## Problem requirements
Only the number is wanted: how many lines of these entries contain the word "icon"?

## Data
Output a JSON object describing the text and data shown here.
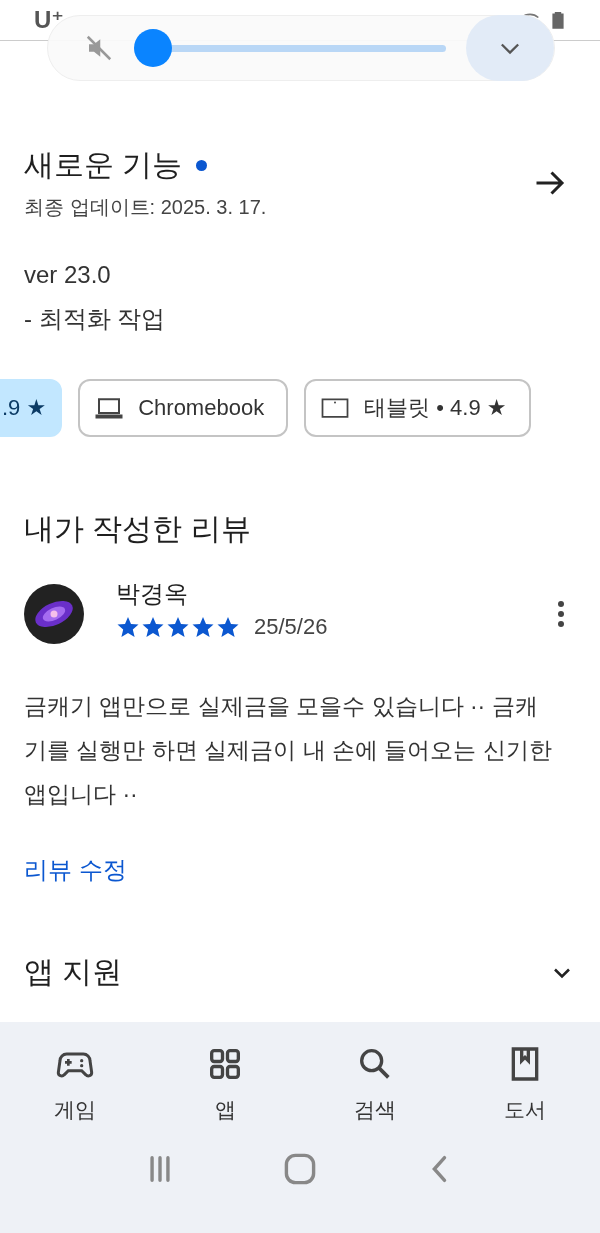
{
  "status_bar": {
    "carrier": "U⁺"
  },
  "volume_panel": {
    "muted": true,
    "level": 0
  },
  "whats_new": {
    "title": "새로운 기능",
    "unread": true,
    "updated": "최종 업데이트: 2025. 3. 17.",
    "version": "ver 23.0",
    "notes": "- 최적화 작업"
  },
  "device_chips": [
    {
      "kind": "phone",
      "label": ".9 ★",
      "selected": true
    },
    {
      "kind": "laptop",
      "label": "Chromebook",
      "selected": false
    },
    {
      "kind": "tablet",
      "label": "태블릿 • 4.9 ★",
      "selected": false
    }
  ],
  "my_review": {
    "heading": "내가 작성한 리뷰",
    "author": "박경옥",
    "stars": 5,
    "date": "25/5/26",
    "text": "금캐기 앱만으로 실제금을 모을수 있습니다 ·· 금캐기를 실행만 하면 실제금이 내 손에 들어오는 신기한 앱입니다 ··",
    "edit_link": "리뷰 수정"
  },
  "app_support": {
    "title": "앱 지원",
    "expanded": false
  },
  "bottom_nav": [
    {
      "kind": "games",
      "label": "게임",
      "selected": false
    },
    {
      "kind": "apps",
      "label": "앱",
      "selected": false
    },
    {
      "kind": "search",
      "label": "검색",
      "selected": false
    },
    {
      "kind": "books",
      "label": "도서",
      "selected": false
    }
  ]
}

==

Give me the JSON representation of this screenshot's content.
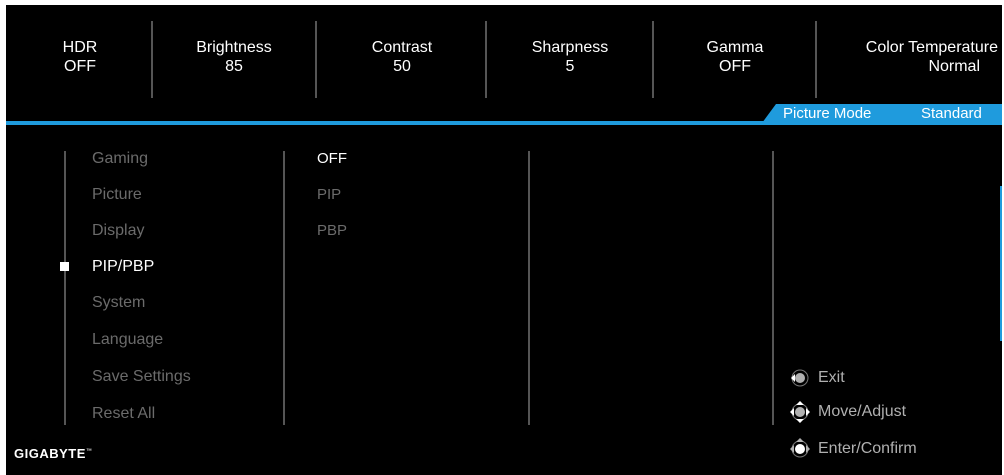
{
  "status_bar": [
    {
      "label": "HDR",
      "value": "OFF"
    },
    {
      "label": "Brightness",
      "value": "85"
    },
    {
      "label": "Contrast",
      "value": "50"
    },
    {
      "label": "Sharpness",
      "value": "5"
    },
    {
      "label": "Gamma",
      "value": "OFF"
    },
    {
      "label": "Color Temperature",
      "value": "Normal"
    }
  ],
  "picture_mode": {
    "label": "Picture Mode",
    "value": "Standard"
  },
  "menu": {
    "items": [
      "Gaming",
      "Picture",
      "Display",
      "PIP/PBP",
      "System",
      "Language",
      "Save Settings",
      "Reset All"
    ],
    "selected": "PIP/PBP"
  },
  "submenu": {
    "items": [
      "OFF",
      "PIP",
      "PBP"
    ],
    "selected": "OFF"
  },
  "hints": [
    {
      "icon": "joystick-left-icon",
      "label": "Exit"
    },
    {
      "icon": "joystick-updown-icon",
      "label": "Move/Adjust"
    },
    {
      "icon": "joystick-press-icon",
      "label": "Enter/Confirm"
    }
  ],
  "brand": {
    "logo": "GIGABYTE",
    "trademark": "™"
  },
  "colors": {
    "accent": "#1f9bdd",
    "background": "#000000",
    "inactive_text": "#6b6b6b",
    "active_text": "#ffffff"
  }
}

## Solution
3